_Data section_:
- Opening Delimiter -
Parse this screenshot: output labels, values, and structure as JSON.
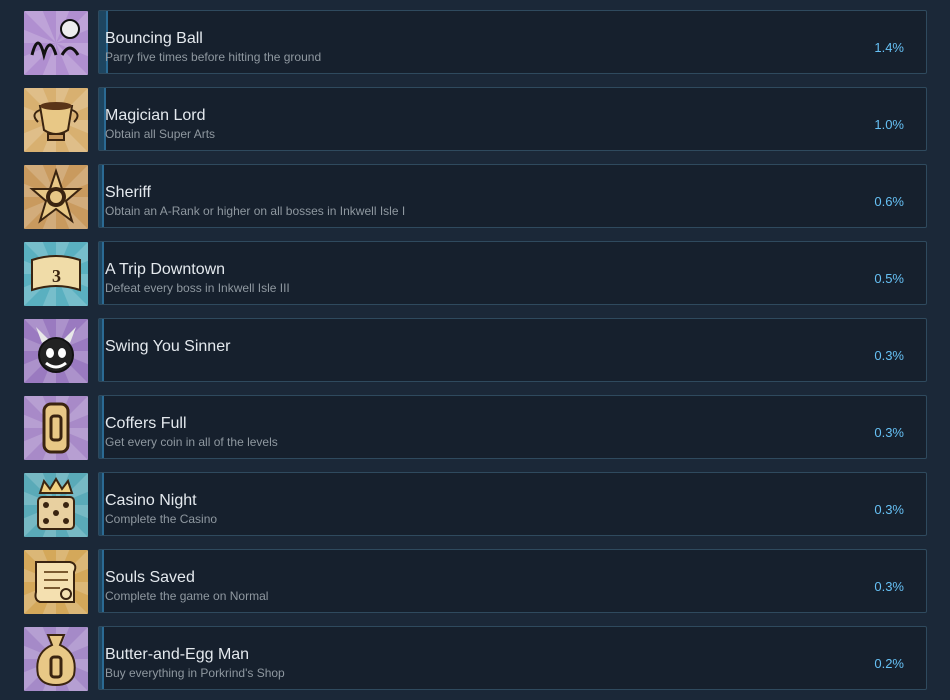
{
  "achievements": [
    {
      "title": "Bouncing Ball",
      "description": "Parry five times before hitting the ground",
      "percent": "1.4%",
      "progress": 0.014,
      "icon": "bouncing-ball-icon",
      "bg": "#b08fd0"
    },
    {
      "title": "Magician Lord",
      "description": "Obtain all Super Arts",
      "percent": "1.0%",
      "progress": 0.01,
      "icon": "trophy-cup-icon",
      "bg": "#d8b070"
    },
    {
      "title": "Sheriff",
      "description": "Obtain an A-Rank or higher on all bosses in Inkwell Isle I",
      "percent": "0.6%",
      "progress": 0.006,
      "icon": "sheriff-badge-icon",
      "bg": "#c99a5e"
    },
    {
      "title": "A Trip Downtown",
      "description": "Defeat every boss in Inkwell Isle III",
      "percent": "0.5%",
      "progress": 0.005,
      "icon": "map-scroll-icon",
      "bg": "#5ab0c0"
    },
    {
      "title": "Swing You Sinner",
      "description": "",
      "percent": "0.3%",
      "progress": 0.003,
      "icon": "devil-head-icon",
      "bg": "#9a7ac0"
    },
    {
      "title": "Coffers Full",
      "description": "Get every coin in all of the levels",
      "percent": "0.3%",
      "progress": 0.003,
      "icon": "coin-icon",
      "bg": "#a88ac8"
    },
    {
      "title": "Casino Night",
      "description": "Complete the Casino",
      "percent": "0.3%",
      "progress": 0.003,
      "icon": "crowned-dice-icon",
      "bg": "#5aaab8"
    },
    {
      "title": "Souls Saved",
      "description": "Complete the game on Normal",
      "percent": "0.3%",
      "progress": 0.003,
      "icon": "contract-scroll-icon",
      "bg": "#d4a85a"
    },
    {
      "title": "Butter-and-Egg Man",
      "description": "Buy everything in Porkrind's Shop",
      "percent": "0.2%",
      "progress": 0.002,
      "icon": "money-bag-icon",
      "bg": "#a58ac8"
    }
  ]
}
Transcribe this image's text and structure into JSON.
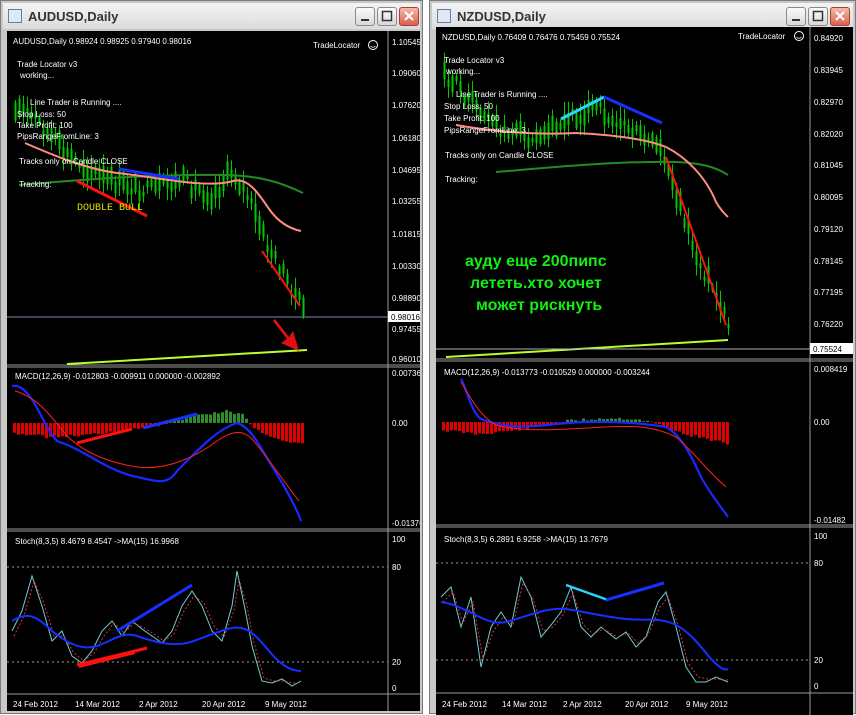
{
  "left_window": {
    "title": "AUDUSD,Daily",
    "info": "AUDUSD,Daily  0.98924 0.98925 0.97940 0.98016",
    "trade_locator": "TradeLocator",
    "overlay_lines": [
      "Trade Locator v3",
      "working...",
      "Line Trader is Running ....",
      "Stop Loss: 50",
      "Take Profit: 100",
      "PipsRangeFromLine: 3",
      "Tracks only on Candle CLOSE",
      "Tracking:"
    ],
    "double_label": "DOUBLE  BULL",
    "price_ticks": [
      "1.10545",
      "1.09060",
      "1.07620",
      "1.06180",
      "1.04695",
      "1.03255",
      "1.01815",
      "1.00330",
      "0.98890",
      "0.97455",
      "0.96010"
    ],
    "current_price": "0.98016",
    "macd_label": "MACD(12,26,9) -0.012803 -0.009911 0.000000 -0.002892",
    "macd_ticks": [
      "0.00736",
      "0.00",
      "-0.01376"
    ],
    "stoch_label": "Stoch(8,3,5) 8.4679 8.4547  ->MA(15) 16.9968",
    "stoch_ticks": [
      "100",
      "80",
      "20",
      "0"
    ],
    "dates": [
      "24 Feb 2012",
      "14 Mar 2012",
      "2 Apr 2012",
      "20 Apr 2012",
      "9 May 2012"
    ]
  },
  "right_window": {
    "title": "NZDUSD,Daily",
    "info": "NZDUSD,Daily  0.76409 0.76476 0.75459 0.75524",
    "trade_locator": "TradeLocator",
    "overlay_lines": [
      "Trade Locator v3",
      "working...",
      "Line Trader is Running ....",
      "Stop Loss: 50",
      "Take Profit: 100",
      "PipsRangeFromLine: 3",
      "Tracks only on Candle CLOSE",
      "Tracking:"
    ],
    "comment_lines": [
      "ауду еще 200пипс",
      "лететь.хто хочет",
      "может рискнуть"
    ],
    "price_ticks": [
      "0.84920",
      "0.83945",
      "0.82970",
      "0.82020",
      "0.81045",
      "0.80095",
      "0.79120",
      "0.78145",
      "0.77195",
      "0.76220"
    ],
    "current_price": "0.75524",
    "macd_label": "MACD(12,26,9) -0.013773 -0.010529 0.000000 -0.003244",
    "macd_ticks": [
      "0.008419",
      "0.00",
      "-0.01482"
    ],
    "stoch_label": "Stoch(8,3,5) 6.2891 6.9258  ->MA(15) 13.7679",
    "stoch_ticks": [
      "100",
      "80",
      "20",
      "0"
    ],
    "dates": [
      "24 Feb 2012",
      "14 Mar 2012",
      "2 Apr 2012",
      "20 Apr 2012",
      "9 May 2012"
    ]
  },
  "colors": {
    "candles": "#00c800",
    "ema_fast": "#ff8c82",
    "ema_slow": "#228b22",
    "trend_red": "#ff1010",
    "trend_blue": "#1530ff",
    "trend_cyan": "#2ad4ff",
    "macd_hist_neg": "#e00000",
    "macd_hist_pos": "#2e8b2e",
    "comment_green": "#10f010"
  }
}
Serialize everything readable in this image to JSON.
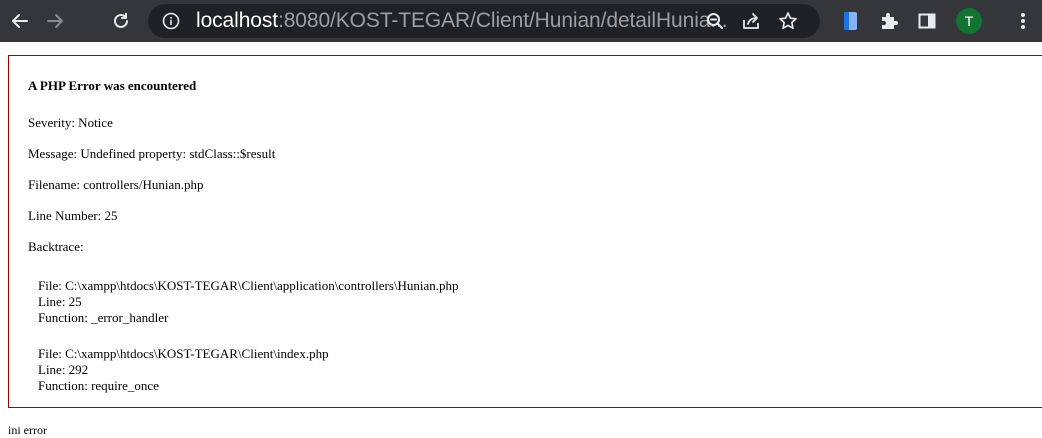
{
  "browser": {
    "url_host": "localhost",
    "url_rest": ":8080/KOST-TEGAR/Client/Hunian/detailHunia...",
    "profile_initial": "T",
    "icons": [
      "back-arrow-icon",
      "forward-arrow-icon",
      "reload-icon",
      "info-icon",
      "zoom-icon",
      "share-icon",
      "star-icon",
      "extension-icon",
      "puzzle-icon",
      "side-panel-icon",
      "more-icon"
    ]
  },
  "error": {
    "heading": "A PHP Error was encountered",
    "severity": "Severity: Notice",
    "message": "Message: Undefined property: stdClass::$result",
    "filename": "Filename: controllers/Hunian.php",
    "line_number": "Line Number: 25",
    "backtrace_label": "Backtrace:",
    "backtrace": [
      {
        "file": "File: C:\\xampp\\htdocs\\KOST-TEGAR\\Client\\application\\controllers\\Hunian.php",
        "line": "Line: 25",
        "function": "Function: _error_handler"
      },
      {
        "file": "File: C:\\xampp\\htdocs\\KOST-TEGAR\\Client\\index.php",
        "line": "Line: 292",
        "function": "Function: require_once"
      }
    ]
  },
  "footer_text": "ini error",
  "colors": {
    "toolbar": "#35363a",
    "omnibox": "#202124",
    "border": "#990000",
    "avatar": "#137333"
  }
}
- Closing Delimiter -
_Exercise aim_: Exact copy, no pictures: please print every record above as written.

_Finished task_:
Parse this screenshot: output labels, values, and structure as JSON.
{
  "achievements": [
    {
      "title": "Bouncing Ball",
      "description": "Parry five times before hitting the ground",
      "percent": "1.4%",
      "progress": 0.014,
      "icon": "bouncing-ball-icon",
      "bg": "#b08fd0"
    },
    {
      "title": "Magician Lord",
      "description": "Obtain all Super Arts",
      "percent": "1.0%",
      "progress": 0.01,
      "icon": "trophy-cup-icon",
      "bg": "#d8b070"
    },
    {
      "title": "Sheriff",
      "description": "Obtain an A-Rank or higher on all bosses in Inkwell Isle I",
      "percent": "0.6%",
      "progress": 0.006,
      "icon": "sheriff-badge-icon",
      "bg": "#c99a5e"
    },
    {
      "title": "A Trip Downtown",
      "description": "Defeat every boss in Inkwell Isle III",
      "percent": "0.5%",
      "progress": 0.005,
      "icon": "map-scroll-icon",
      "bg": "#5ab0c0"
    },
    {
      "title": "Swing You Sinner",
      "description": "",
      "percent": "0.3%",
      "progress": 0.003,
      "icon": "devil-head-icon",
      "bg": "#9a7ac0"
    },
    {
      "title": "Coffers Full",
      "description": "Get every coin in all of the levels",
      "percent": "0.3%",
      "progress": 0.003,
      "icon": "coin-icon",
      "bg": "#a88ac8"
    },
    {
      "title": "Casino Night",
      "description": "Complete the Casino",
      "percent": "0.3%",
      "progress": 0.003,
      "icon": "crowned-dice-icon",
      "bg": "#5aaab8"
    },
    {
      "title": "Souls Saved",
      "description": "Complete the game on Normal",
      "percent": "0.3%",
      "progress": 0.003,
      "icon": "contract-scroll-icon",
      "bg": "#d4a85a"
    },
    {
      "title": "Butter-and-Egg Man",
      "description": "Buy everything in Porkrind's Shop",
      "percent": "0.2%",
      "progress": 0.002,
      "icon": "money-bag-icon",
      "bg": "#a58ac8"
    }
  ]
}
Transcribe this image's text and structure into JSON.
{
  "left_window": {
    "title": "AUDUSD,Daily",
    "info": "AUDUSD,Daily  0.98924 0.98925 0.97940 0.98016",
    "trade_locator": "TradeLocator",
    "overlay_lines": [
      "Trade Locator v3",
      "working...",
      "Line Trader is Running ....",
      "Stop Loss: 50",
      "Take Profit: 100",
      "PipsRangeFromLine: 3",
      "Tracks only on Candle CLOSE",
      "Tracking:"
    ],
    "double_label": "DOUBLE  BULL",
    "price_ticks": [
      "1.10545",
      "1.09060",
      "1.07620",
      "1.06180",
      "1.04695",
      "1.03255",
      "1.01815",
      "1.00330",
      "0.98890",
      "0.97455",
      "0.96010"
    ],
    "current_price": "0.98016",
    "macd_label": "MACD(12,26,9) -0.012803 -0.009911 0.000000 -0.002892",
    "macd_ticks": [
      "0.00736",
      "0.00",
      "-0.01376"
    ],
    "stoch_label": "Stoch(8,3,5) 8.4679 8.4547  ->MA(15) 16.9968",
    "stoch_ticks": [
      "100",
      "80",
      "20",
      "0"
    ],
    "dates": [
      "24 Feb 2012",
      "14 Mar 2012",
      "2 Apr 2012",
      "20 Apr 2012",
      "9 May 2012"
    ]
  },
  "right_window": {
    "title": "NZDUSD,Daily",
    "info": "NZDUSD,Daily  0.76409 0.76476 0.75459 0.75524",
    "trade_locator": "TradeLocator",
    "overlay_lines": [
      "Trade Locator v3",
      "working...",
      "Line Trader is Running ....",
      "Stop Loss: 50",
      "Take Profit: 100",
      "PipsRangeFromLine: 3",
      "Tracks only on Candle CLOSE",
      "Tracking:"
    ],
    "comment_lines": [
      "ауду еще 200пипс",
      "лететь.хто хочет",
      "может рискнуть"
    ],
    "price_ticks": [
      "0.84920",
      "0.83945",
      "0.82970",
      "0.82020",
      "0.81045",
      "0.80095",
      "0.79120",
      "0.78145",
      "0.77195",
      "0.76220"
    ],
    "current_price": "0.75524",
    "macd_label": "MACD(12,26,9) -0.013773 -0.010529 0.000000 -0.003244",
    "macd_ticks": [
      "0.008419",
      "0.00",
      "-0.01482"
    ],
    "stoch_label": "Stoch(8,3,5) 6.2891 6.9258  ->MA(15) 13.7679",
    "stoch_ticks": [
      "100",
      "80",
      "20",
      "0"
    ],
    "dates": [
      "24 Feb 2012",
      "14 Mar 2012",
      "2 Apr 2012",
      "20 Apr 2012",
      "9 May 2012"
    ]
  },
  "colors": {
    "candles": "#00c800",
    "ema_fast": "#ff8c82",
    "ema_slow": "#228b22",
    "trend_red": "#ff1010",
    "trend_blue": "#1530ff",
    "trend_cyan": "#2ad4ff",
    "macd_hist_neg": "#e00000",
    "macd_hist_pos": "#2e8b2e",
    "comment_green": "#10f010"
  }
}
Serialize everything readable in this image to JSON.
{
  "browser": {
    "url_host": "localhost",
    "url_rest": ":8080/KOST-TEGAR/Client/Hunian/detailHunia...",
    "profile_initial": "T",
    "icons": [
      "back-arrow-icon",
      "forward-arrow-icon",
      "reload-icon",
      "info-icon",
      "zoom-icon",
      "share-icon",
      "star-icon",
      "extension-icon",
      "puzzle-icon",
      "side-panel-icon",
      "more-icon"
    ]
  },
  "error": {
    "heading": "A PHP Error was encountered",
    "severity": "Severity: Notice",
    "message": "Message: Undefined property: stdClass::$result",
    "filename": "Filename: controllers/Hunian.php",
    "line_number": "Line Number: 25",
    "backtrace_label": "Backtrace:",
    "backtrace": [
      {
        "file": "File: C:\\xampp\\htdocs\\KOST-TEGAR\\Client\\application\\controllers\\Hunian.php",
        "line": "Line: 25",
        "function": "Function: _error_handler"
      },
      {
        "file": "File: C:\\xampp\\htdocs\\KOST-TEGAR\\Client\\index.php",
        "line": "Line: 292",
        "function": "Function: require_once"
      }
    ]
  },
  "footer_text": "ini error",
  "colors": {
    "toolbar": "#35363a",
    "omnibox": "#202124",
    "border": "#990000",
    "avatar": "#137333"
  }
}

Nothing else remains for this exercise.